This news first seemed to me like those "O & A-levels" education ads. back in Nepal. Remember how those colleges used to accept people who failed SLC? A nice deal for both the schools as well as the students right? This is exactly what happened in USA too. Many students are able to join colleges without even getting a high school diploma.
NY Times writes:
But many colleges — public and private, two-year and four-year — will accept students who have not graduated from high school or earned equivalency degrees. And in an era of stubbornly elevated high school dropout rates, the chance to enter college through the back door is attracting growing interest among students without high school diplomas.
However good this may sound to the dropouts, it is creating a controversy across the media. So, what is the point of high school diploma if you can enter college without it? Does this not mean that students can give a damn about high schools and yet get to go to college? This has set a negative impression among the thousands of high school seniors. And, the numbers are growing day by day. NY Times further writes:
There are nearly 400,000 students like Ms. Pointer nationwide, accounting for 2 percent of all college students, 3 percent at community colleges and 4 percent at commercial, or profit-making, colleges, according to a survey by the United States Education Department in 2003-4.
For heaven's sake, 2% of the college students are high school dropouts! Now this is something that really bothers me. Not that I care so much about what goes on out here but this is something that sets a bad precedent for other countries. If it can happen in USA, why not in Nepal? It may very well be true that one day the Nepalese will knock the door of the ministry of education with the same proposal. And then, what next?
One needs to understand that getting the opportunity to go to college isn't enough unless one is prepared for college education. This might be explained by the failure of many high school graduates to graduate from college. There is yet another dimension to this problem. Problem of allocation of our scarce resources. Should we invest on these high school dropouts who are most likely to flunk from colleges too? This is a growing debate among the American education circle.
Whatever be the case, I am not for the admission of high school dropouts in colleges. Education should have some levels of filters attached to it. If you can do what you want, then what is the point of ranking different levels of education? Why not have a provision which lets you climb up the ladder every year?

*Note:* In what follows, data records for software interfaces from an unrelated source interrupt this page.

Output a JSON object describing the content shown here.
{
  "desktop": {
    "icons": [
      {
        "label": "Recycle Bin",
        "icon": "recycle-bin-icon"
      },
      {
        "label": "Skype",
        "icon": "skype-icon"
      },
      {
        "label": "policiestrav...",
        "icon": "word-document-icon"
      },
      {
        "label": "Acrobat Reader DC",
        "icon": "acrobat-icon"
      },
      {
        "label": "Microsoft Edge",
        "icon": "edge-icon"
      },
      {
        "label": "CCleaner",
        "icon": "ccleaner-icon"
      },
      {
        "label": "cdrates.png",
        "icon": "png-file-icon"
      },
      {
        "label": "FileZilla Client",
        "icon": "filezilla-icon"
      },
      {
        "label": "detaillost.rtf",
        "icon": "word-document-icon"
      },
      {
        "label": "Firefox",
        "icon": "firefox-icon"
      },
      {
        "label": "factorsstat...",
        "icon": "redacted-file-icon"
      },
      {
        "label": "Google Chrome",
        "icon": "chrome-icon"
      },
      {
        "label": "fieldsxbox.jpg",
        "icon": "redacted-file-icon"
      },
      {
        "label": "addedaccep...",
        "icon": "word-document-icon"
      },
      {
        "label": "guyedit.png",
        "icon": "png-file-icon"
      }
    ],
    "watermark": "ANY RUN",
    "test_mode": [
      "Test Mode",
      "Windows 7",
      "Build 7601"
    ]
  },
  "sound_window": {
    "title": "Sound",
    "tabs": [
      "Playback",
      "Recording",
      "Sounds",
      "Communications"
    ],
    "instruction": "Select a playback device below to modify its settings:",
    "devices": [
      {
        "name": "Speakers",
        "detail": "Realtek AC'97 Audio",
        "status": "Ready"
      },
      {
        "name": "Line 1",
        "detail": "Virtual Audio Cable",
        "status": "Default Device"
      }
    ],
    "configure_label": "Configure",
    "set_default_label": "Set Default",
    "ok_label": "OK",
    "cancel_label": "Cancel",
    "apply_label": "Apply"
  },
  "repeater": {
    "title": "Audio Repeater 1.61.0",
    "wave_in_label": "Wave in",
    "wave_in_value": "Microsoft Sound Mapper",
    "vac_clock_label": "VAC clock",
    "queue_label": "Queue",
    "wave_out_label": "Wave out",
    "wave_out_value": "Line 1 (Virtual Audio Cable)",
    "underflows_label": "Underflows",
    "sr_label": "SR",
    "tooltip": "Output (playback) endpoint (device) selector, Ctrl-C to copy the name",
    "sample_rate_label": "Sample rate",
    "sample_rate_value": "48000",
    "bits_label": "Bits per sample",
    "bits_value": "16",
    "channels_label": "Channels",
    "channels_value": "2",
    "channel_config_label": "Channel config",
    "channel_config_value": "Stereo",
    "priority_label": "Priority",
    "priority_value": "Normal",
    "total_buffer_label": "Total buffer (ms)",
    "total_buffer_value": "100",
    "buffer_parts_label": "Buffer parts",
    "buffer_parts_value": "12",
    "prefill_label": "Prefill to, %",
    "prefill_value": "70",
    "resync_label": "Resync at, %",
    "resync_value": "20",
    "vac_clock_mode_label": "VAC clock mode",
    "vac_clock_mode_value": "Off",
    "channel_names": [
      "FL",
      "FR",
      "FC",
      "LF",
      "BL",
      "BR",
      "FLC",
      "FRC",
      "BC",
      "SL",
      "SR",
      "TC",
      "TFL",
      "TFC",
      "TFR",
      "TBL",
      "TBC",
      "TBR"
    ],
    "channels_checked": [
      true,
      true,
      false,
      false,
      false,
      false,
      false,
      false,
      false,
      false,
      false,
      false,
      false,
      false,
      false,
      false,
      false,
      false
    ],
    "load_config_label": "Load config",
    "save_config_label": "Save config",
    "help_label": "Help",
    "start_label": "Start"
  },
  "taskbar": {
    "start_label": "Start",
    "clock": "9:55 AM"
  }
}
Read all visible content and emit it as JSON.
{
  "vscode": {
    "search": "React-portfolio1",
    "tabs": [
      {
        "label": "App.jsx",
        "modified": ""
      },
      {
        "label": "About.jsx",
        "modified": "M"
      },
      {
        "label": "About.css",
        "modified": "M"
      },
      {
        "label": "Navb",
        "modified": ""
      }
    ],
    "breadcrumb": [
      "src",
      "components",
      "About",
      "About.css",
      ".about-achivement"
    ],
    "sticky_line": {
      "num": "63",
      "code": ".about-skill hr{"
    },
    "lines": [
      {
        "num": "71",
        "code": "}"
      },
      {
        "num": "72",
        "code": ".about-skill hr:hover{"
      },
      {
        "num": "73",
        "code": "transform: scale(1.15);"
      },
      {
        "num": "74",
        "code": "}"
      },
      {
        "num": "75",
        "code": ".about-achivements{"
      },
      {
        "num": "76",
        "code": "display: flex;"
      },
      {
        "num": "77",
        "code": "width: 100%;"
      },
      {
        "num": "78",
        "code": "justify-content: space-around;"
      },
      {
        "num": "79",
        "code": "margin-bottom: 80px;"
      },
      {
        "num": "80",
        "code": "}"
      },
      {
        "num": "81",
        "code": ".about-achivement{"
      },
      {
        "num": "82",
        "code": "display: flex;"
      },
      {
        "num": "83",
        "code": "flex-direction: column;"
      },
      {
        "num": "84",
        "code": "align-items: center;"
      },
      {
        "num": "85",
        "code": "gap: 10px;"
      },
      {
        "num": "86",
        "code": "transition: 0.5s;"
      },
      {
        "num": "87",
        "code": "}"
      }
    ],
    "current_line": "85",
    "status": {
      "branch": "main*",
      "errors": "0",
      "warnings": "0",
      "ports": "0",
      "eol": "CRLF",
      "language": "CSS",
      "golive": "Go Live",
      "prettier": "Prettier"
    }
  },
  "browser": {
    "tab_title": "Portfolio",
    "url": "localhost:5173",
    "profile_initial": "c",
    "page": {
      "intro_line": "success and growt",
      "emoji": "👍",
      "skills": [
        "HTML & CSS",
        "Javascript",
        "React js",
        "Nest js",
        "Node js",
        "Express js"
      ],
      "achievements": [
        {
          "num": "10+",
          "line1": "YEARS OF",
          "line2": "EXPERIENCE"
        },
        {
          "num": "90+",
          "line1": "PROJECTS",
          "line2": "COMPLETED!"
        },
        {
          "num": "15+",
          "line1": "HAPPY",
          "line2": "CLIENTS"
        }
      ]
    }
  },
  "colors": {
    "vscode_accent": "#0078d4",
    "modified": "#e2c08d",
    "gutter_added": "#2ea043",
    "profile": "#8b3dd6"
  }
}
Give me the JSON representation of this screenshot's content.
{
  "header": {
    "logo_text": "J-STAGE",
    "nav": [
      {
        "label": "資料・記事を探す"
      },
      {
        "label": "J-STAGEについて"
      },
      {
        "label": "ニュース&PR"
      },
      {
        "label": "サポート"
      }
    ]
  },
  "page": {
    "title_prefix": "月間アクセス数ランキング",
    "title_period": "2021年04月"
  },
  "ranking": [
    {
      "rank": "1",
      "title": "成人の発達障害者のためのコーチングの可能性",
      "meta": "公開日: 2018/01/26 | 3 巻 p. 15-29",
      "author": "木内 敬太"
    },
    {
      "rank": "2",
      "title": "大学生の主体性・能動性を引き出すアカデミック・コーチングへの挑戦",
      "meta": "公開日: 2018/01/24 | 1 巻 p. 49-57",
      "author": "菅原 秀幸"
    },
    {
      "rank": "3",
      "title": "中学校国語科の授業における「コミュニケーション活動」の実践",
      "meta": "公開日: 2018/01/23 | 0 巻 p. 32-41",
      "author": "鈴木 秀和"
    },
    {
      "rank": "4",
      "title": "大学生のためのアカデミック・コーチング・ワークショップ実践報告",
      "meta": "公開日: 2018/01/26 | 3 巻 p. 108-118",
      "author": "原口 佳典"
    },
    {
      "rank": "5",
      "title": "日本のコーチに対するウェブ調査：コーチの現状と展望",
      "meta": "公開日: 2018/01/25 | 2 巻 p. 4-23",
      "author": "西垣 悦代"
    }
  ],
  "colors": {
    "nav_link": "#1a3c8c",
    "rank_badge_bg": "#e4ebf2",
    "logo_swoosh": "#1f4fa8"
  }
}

This is a matter of debate. What do you think?
(based on: Can't Complete High School?Go Right to College,NY Times,May 30,2006)